And apparently the Lithuanian mob has gotten into the drone business, using a gigantic specimen of one to smuggle cigarettes into Russia, 22 pounds at a time.
And finally, a team is working on creating a type of aquatic drone that will gradually clean the world’s oceans of all that plastic. Good luck, guys.
That’s it for Drone Week on BlogCampaigning for now.
For the last few years, advertisers have known that those watching their ads are likely to have a second screen nearby, whether it’s a laptop, tablet or mobile phone.
What’s interesting to me is that game developers are starting to take notice of this. The Wii-U was the first instance a “second screen” experience for gamers, but more interesting to me are the companion apps that are closely tied to a few of the big games that have come out recently or are hotly anticipated. Check out my round-up of these below:
Tom Clancy’s The Division – I’m pretty excited for this dystopian police game, but even more excited for what the companion app will do. According to IGN, your friends will be able to join you via their iPhone or iPad to control a drone in the game, pointing out snipers or laying down cover fire.
Destiny – As excited as I am for The Division, I’m probably more excited about Destiny. How can the former Halo developers go wrong? Unfortunately, their companion app (dubbed “Companion“) doesn’t sound nearly as interesting, and is nothing more than a tool for keeping track of your stats and maybe updating your loadout.
Watch Dogs – Despite a lukewarm reception, Watch Dogs still looks pretty interesting. Rather than supporting you or acting as another player, it pits you against other players in couple of different game modes.

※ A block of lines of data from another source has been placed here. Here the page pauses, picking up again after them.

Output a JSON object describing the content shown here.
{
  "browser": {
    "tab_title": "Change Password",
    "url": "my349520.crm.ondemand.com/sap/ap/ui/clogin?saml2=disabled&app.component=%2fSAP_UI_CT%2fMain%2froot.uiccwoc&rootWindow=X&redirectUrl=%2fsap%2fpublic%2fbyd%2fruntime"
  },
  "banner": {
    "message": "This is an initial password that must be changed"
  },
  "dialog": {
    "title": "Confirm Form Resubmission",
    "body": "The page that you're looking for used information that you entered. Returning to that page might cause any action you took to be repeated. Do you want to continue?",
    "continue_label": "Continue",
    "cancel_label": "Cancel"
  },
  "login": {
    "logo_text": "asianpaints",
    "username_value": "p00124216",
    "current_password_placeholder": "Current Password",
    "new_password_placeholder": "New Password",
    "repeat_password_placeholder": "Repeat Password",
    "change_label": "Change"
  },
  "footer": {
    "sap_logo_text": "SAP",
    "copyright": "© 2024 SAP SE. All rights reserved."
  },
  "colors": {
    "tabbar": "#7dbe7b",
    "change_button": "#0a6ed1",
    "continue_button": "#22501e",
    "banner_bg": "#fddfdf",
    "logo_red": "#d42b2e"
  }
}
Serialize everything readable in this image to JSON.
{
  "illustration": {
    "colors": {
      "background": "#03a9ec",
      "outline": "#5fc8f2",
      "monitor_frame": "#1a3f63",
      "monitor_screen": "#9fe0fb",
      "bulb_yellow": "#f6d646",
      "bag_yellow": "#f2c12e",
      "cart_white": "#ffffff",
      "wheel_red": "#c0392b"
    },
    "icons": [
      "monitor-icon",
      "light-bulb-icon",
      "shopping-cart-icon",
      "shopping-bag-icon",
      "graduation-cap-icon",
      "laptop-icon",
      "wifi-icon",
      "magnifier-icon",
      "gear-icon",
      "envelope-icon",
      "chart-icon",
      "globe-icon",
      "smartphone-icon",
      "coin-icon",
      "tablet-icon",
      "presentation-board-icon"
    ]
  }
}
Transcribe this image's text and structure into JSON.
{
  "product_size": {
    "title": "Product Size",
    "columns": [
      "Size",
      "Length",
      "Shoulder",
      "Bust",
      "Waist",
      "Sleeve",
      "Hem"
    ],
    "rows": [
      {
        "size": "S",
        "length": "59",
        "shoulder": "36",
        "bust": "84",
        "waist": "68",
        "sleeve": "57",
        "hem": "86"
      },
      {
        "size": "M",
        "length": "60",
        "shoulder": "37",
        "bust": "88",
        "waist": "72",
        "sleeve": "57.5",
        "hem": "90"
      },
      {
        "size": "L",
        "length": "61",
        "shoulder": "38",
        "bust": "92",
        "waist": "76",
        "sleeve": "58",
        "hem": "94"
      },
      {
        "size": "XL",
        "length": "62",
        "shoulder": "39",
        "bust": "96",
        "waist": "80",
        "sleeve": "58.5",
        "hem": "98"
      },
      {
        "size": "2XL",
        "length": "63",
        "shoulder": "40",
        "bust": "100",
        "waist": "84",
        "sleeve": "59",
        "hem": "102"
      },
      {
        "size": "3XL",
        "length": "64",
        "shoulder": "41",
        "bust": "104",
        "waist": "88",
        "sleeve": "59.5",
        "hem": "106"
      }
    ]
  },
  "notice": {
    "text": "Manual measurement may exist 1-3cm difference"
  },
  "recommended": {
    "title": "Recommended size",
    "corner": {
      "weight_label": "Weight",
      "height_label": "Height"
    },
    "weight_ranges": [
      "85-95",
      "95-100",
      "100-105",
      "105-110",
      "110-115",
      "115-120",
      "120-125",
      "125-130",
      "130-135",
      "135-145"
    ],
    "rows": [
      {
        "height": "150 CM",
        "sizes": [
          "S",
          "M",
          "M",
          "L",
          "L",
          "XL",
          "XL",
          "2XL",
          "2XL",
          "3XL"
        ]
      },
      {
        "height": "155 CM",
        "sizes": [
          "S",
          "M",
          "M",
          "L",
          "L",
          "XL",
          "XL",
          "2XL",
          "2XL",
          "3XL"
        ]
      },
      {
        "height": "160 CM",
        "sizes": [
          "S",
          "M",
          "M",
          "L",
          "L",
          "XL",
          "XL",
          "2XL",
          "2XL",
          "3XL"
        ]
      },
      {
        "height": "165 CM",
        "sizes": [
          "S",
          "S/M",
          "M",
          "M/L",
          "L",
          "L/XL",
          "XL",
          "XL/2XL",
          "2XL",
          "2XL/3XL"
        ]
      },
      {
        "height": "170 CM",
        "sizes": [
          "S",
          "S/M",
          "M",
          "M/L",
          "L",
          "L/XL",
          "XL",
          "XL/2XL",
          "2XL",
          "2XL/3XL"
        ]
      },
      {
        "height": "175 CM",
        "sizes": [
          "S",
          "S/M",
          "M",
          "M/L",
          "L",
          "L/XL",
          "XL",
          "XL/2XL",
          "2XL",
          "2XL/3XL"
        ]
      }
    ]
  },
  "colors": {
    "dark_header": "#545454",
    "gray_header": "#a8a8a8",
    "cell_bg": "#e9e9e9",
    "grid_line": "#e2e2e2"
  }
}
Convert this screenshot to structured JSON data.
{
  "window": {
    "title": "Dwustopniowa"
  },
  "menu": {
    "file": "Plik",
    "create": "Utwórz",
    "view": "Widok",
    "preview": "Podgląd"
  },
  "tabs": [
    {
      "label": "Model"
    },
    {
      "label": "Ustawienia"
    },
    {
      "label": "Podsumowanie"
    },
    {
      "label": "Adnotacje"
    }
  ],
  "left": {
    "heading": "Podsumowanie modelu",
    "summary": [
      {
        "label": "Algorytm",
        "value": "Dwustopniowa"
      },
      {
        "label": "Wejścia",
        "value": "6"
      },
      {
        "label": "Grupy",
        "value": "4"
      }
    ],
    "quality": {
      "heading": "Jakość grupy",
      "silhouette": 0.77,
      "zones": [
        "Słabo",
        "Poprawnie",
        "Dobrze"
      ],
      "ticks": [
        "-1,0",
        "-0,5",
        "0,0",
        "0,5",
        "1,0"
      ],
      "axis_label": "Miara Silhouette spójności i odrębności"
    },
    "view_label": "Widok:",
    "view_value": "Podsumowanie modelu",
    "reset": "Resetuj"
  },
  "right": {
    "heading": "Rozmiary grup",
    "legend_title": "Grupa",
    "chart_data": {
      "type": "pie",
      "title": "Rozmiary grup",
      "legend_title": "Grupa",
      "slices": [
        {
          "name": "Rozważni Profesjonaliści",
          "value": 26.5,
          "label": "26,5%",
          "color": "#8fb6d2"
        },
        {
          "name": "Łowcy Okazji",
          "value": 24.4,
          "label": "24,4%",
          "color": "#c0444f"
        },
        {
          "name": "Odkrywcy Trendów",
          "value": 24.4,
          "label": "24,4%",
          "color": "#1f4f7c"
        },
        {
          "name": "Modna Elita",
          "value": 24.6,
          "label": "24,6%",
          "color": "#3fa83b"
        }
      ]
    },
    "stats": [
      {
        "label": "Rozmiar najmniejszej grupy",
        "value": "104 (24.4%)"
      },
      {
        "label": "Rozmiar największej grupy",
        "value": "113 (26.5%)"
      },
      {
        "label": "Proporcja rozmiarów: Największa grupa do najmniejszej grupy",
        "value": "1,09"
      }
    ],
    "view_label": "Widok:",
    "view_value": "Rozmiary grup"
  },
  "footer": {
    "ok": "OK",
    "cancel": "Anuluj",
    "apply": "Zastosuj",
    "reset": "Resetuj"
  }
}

Titanfall – The Titanfall companion app sits in the middle of a few of these, and offers you an interactive mini-map of the current game. It’s not groundbreaking, but an interesting add-on to what is supposed to be an amazing game.
Are there any other gaming companion apps I’m missing?
“Human beings are scary. We breathe a corrosive gas, drink one of the most potent solvents. Our preferred method of hunting was persistence hunting, where we chased animals until their body simply gave up and died. We can eat just about anything we find, which means that we don’t need to stop for food when chasing our prey. If we can’t find food, that’s fine. Our body will simply begin to eat itself so that we don’t have to stop chasing our prey. We walk upright, we sweat, we don’t have much body hair, which allows us to radiate away our body heat. This means that excessive time or extreme environment wont stop our hunts. If the animal fights back against us, we can take massive damage to our extremities and lose half our blood and still live. Our entire existence is owed to persistence, endurance, and determination. When we put ourselves to a task, it gets done, period. And this instinct is still affecting us today. 332BC: Alexander the Great hits a stalemate with the fortified island city of Tyre. Instead of going back defeated, he builds a kilometer long bridge in order to raze the city. 49BC: Cesar, after defeating the Gauls and invading Britain, turns a political fight into a civil war by invading Italy with only a single legion. He eventually becomes dictator starting a world superpower whose engineering feats are only recently being broken. 1804AD: A charismatic French general declares himself Emperor and sets off to conquer much of mainland Europe. He is captured, exiled, and then escapes. The soldiers sent to recapture him instead lay down their arms and join him. 1961AD: One man decides that we will go to the moon, despite much of the technology to do so not even existing yet. Just eight years later, two humans stand on the surface of the moon and look back upon the Earth. 200 years ago, we didn’t have railroads. 100 years ago, we didn’t have airplanes. 50 years ago, we didn’t have spaceflight. 25 years ago we didn’t have the Internet. We’ve already inherited the Earth and soon we WILL inherit the stars and anyone or anything that stands in our way will be eliminated one way or another.”